- Near Wamena
If you have a day or two to kill around Wamena it is worth getting a car or bike ride out of town. One site that birders often visit is the glamorous looking Baliem Valley Resort. This hotel is about 40 mins drive from Wamena and both the approach to it through wet grassland, and the area around it with scrub and a small patch of forest made for quite interesting birding. Here can be found Black-breasted Munia, Golden Whistler, Ornate Melidectes, Buff-faced scrub-wren and Great Woodswallow. The marshland is also a good place to try for Lewin’s Rail and Spotless Crake, and Papuan Harrier.

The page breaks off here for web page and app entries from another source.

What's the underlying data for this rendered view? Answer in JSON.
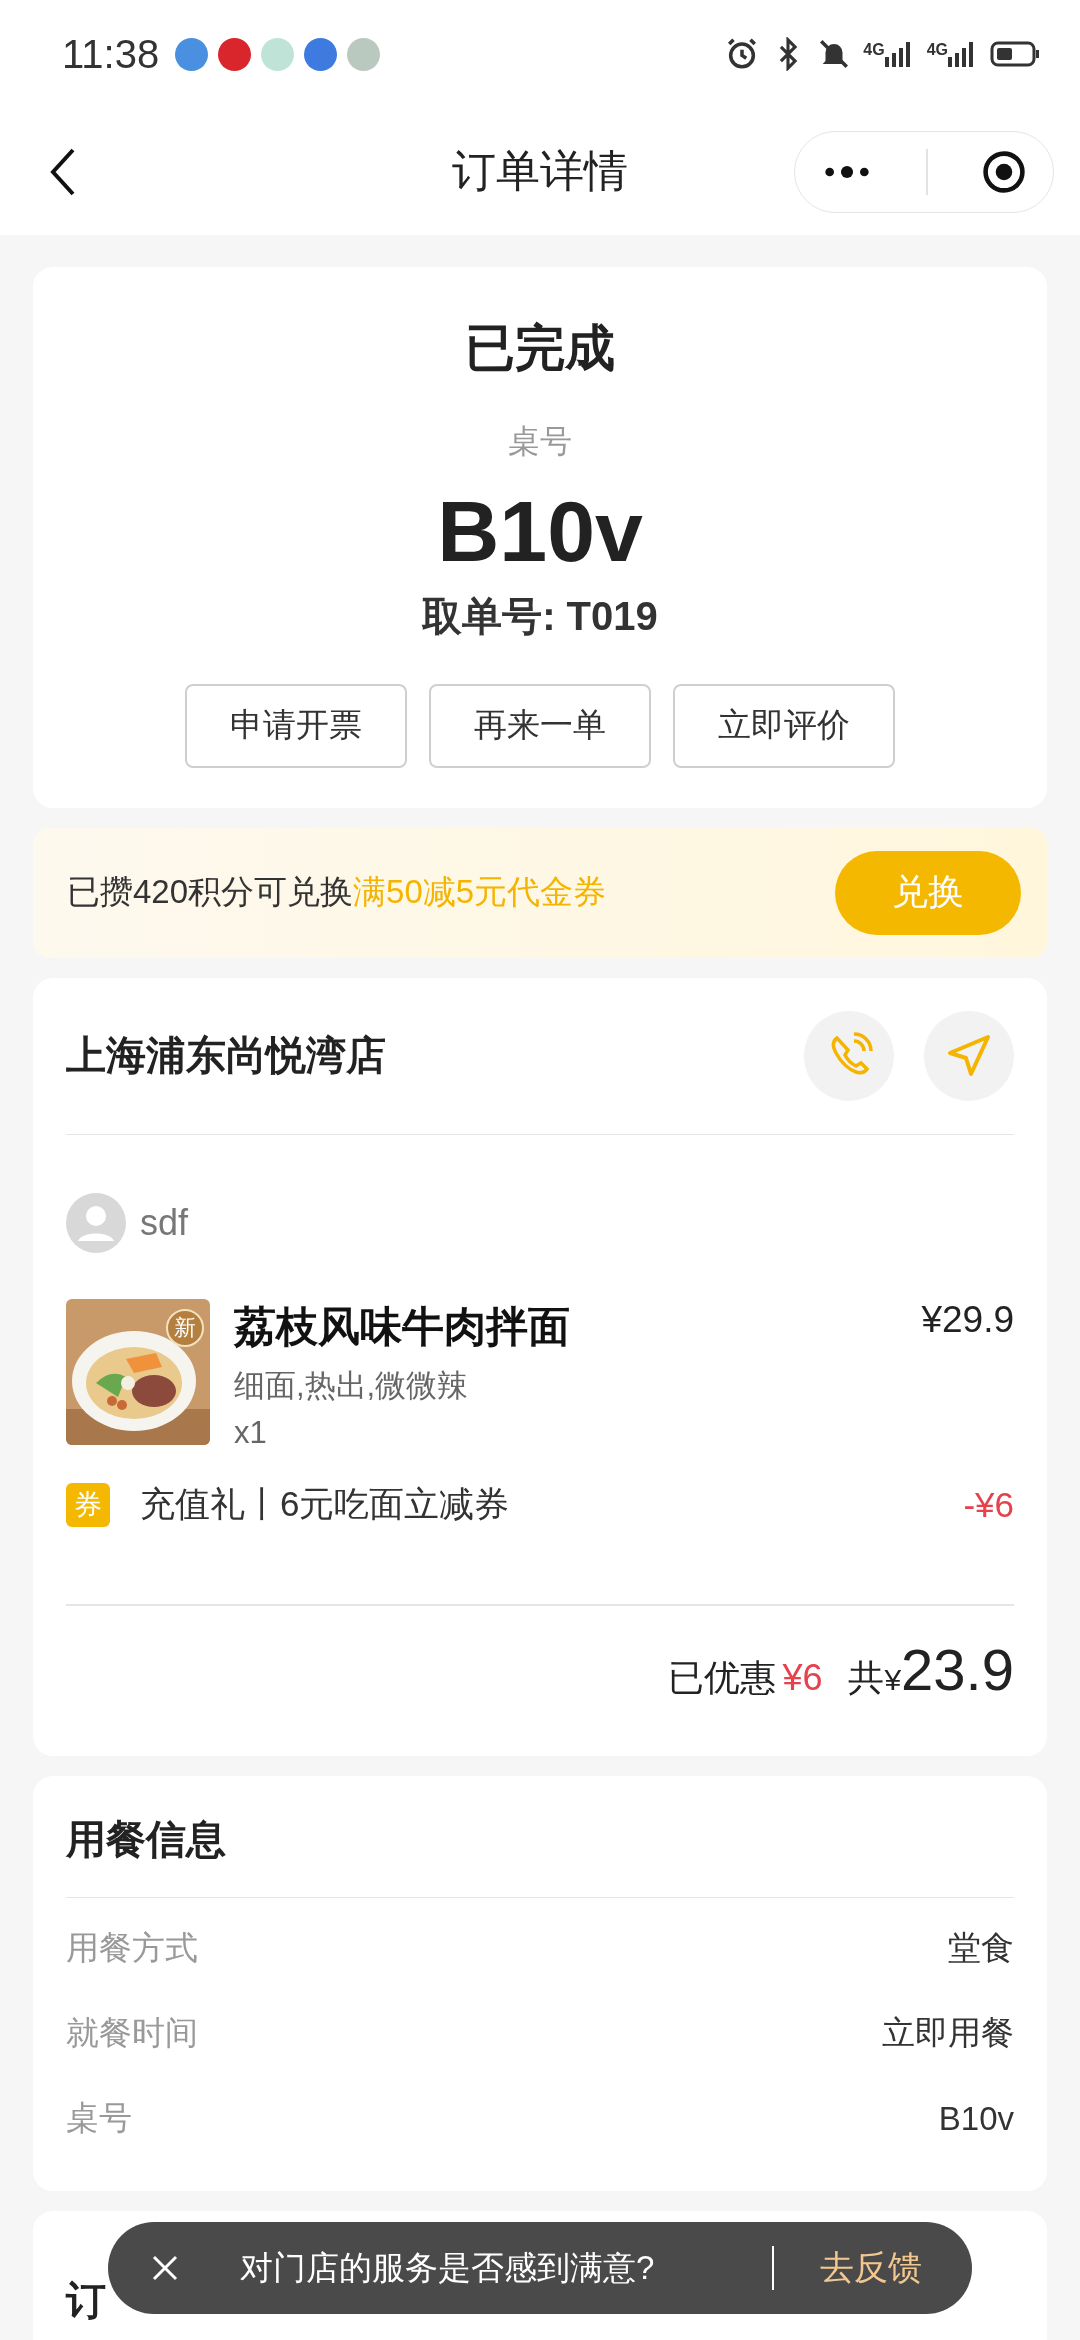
{
  "status_bar": {
    "time": "11:38",
    "network_labels": [
      "4G",
      "4G"
    ]
  },
  "nav": {
    "title": "订单详情"
  },
  "status_card": {
    "status": "已完成",
    "table_label": "桌号",
    "table_number": "B10v",
    "pickup": "取单号: T019",
    "buttons": [
      "申请开票",
      "再来一单",
      "立即评价"
    ]
  },
  "points_banner": {
    "text": "已攒420积分可兑换",
    "highlight": "满50减5元代金券",
    "button": "兑换"
  },
  "store": {
    "name": "上海浦东尚悦湾店",
    "user": "sdf",
    "items": [
      {
        "name": "荔枝风味牛肉拌面",
        "options": "细面,热出,微微辣",
        "quantity": "x1",
        "price": "¥29.9",
        "badge": "新"
      }
    ],
    "coupon": {
      "tag": "券",
      "text": "充值礼丨6元吃面立减券",
      "amount": "-¥6"
    },
    "discount_label": "已优惠",
    "discount": "¥6",
    "total_label": "共",
    "currency": "¥",
    "total": "23.9"
  },
  "dining_info": {
    "title": "用餐信息",
    "rows": [
      {
        "label": "用餐方式",
        "value": "堂食"
      },
      {
        "label": "就餐时间",
        "value": "立即用餐"
      },
      {
        "label": "桌号",
        "value": "B10v"
      }
    ]
  },
  "order_info": {
    "title": "订"
  },
  "toast": {
    "text": "对门店的服务是否感到满意?",
    "action": "去反馈"
  }
}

- Trikora Trek
For those bent on adventure, and the pull of one of Papua’s most elusive endemics, the Snow Mountain Robin, a trip to the upper slopes of Trikora may appeal. Snow Mountain Robin lives on high scree slopes between 4000 -5000m. The start of the trail to Trikora is near Lake Habema and from there it is up, up and up. The round trip takes 3-4 days and apart from the robin probably wont get you any species that you can’t see more easily around Lake Habema. But it will get you the robin, and you wont see that around Lake Habema!
- Descent from Wamena to the north
For some really un-chartered birding there is now a half descent road that goes from Wamena down to the lowlands to the north. This doesn’t yet join up with any other road network, so it may best be treated as a round trip down and up again. The road is alleged to pass through good forest for much of its distance, and the range of altitudes passed through should ensure the birding is varied and rewarding. If anyone tries this route please post some details back here!
Access, accommodation & timing:
Wamena is accessed by air from Jayapura (Sentani Airport). There are numerous flights a day and if the views are clear it is a spectacular journey.Almost all birders hoping to birdwatch around the Baliem Valley hook up with a local guide outfit. This is the most advisable thing to do as the logistics and bureaucracy involved in getting to places like Lake Habema, or the Ibele trail are quite complex, and camping is really the only accommodation option. There are several guiding options that will take care of you, fix up cars, porters, tents, food etc. but none of them come cheap. Wamena and the Baliem valley is an expensive place. Several options that people use regularly, and how to contact them, are listed below. A good guiding outfit will quote you an inclusive figure for what you are asking for, and not include hidden costs during the trip, they will also be able to take care of the permission to use the Habema trail, which usually involves a good relationship with the army and payment of the appropriate fees.
To download the kml file click here